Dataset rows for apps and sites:
┌──
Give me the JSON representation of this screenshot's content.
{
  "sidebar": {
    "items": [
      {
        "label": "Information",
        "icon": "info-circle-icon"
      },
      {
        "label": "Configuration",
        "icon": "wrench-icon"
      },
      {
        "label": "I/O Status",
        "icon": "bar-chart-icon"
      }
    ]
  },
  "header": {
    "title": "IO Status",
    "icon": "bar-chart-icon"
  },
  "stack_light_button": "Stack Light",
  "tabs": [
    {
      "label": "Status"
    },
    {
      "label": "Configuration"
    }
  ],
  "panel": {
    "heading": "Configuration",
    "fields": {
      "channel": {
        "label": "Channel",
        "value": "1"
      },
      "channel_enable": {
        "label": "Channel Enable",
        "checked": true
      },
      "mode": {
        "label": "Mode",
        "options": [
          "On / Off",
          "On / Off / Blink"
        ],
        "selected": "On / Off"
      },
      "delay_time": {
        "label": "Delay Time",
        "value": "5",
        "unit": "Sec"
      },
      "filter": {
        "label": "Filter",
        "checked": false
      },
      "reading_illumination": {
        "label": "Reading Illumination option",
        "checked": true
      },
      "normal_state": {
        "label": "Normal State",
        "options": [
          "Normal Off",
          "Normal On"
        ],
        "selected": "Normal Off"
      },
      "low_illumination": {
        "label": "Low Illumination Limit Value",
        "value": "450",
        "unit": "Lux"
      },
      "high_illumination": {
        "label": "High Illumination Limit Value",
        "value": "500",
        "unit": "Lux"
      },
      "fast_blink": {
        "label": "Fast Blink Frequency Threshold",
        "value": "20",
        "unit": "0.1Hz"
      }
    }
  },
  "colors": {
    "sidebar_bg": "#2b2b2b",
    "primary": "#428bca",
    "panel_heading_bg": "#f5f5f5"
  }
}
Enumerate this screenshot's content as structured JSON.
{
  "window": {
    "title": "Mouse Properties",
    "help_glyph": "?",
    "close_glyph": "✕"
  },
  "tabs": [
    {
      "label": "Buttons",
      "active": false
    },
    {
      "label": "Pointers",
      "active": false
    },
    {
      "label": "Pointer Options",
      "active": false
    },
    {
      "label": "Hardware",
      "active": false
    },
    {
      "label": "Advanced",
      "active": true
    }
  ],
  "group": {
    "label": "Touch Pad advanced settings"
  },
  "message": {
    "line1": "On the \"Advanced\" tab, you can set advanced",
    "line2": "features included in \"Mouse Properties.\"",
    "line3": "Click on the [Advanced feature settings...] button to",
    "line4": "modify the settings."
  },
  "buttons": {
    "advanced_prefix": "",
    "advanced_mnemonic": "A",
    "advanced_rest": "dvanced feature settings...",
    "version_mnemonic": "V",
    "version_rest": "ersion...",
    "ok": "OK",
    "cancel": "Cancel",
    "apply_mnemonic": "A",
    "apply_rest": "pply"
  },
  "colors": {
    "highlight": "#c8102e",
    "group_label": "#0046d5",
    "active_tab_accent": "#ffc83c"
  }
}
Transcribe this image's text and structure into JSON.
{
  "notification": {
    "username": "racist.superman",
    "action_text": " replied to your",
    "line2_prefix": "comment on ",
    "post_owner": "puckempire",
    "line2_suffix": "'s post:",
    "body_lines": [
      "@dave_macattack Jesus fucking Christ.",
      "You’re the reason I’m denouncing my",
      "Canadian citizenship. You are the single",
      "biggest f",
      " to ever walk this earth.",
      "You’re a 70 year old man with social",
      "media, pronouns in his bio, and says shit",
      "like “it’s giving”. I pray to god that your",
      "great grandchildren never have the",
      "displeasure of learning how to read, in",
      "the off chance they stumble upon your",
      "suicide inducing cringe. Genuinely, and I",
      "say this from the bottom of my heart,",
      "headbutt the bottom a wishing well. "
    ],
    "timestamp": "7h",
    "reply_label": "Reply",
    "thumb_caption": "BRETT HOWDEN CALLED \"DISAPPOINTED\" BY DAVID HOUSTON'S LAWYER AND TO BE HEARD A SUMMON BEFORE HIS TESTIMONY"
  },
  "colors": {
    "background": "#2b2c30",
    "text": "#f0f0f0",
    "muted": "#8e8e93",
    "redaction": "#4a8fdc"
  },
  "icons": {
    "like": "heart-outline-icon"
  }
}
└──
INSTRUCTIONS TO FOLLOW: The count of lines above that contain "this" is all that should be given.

YOUR SOLUTION: 5